If you choose a specialist asset finance provider to purchase the equipment you need, you will keep your line of credit with the bank open. And preserve your capacity to borrow in the future. If you use up the total amount the bank is willing to lend you to purchase equipment, when you need bank debt for other purposes, like expansion, you may be refused.
At the same time, buying equipment with your equity rather than borrowing might not be the best idea either. Preserving your equity for the highest possible returns, returns to shareholders or yourself as the owner of the business, is generally a much better use of cash. Using equity for depreciating assets, isn’t the best return on your capital.
And bear in mind that when you borrow from a bank, they will usually require some form of security over your business, where asset financiers typically only secure to the asset itself. This leaves more control in your hands.
Focus on where your business is going, rather than short-term payment schedules
Sometimes a vanilla loan may appear to be simpler and less expensive than asset finance. But make sure you also think about the total cost of the debt and the impact it will have on your business strategy. In particular, consider the following before making a decision.
- Three years down the track, where do you see your business. Where are you heading and what assets will you need to get there over the next few years?
- What is the effective life of the asset you need, is it technology-based, likely to become obsolete in the short to medium term, when will you want to upgrade? The answers to these questions can reveal the kind of finance structure which will suit you best.
- If you are likely to need the asset for 10-15 years, and it’s central to your business, then owning the asset at the end of the finance period makes sense. Here, a finance lease might be the best option.
- If the asset is tied to a particular customer (which you may or may not retain), or its effective life is 4-8 years rather than 10-15 years, then the flexibility to hand the asset back via an operating lease, might make more sense.
- What do you plan to do with the asset? If it is material to the future of your business, then as you grow, you may need it to produce an equity return. In this case, a rental, in the form of an operating lease, rather than a purchase (outright or through a finance lease) is a good option. Because you don’t actually own the asset, you don’t need to absorb depreciation, but instead will have a quarterly expense to offset against the revenue that the asset generates.
- Think about residual cost. Ownership can seem important, but it isn’t necessarily the best option from a financial point of view. If what you own is an asset that is rapidly depreciating, then any value in the asset can be illusory. Simply leasing equipment in order to make money from it could be a better option.
Rule 2: Work with a partner who understands your business.
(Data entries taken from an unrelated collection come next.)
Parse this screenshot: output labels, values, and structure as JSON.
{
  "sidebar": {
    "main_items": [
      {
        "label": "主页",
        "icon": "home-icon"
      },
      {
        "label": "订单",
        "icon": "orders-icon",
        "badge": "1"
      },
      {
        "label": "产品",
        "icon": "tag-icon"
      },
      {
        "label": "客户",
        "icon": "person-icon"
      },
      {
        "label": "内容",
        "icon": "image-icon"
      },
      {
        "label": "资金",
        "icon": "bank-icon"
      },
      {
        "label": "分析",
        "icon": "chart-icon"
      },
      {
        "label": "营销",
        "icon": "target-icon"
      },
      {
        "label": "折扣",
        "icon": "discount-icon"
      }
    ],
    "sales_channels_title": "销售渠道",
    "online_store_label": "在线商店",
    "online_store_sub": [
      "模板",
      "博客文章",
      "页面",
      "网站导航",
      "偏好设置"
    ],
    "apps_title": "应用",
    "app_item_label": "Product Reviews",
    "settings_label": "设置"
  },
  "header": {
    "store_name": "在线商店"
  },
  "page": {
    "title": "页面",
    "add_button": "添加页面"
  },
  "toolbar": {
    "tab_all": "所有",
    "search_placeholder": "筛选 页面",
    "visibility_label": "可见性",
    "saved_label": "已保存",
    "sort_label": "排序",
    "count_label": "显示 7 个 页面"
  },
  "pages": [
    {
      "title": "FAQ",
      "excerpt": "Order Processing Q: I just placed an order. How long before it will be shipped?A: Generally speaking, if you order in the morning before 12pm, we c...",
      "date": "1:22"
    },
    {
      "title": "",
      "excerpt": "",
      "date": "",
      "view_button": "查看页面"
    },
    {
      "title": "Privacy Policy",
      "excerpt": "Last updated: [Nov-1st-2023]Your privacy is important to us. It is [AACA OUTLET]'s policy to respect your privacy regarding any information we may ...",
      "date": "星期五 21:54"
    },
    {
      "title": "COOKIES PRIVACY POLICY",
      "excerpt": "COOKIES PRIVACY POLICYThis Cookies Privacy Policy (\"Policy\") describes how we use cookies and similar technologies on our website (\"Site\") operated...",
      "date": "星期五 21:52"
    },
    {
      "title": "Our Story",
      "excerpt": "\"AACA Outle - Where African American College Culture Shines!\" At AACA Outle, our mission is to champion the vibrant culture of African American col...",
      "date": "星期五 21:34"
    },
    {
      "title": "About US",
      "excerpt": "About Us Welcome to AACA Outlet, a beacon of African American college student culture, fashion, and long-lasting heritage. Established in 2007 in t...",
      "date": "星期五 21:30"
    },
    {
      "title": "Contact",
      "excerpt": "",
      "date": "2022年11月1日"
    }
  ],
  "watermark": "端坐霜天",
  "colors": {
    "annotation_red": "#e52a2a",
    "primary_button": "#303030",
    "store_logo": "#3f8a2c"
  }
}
And the kind of equipment you need.
Businesses range from the simple to the complex, and in the same way, the equipment they need ranges from the simple (a car for example) to complex (like cutting-edge machinery or technology) which is used by only a few.
It takes time to understand a business, so choose a partner willing to take that time – to come to your business, to talk to you about your business strategy, to understand the equipment you need - so that you can work together come up with a capital structure which will help you achieve your goals.
There are a number of things to look for in an asset finance provide:
- A financier who takes the time to understand your business – from your future strategy and plans, to the way you use the equipment you need, and when it will need upgrading.
- A financier that isn’t afraid to have the difficult conversations so has an honest and open conversation about the end of the lease, not just the beginning. What happens at the end, are you likely to need to hand back the equipment or not, what happens if you need to hand back early, all the sometimes tricky questions it’s easy to gloss over.
- A financier that is happy to look at your capital structure overall, and give honest advice about the best ways to finance equipment, and your future requirements.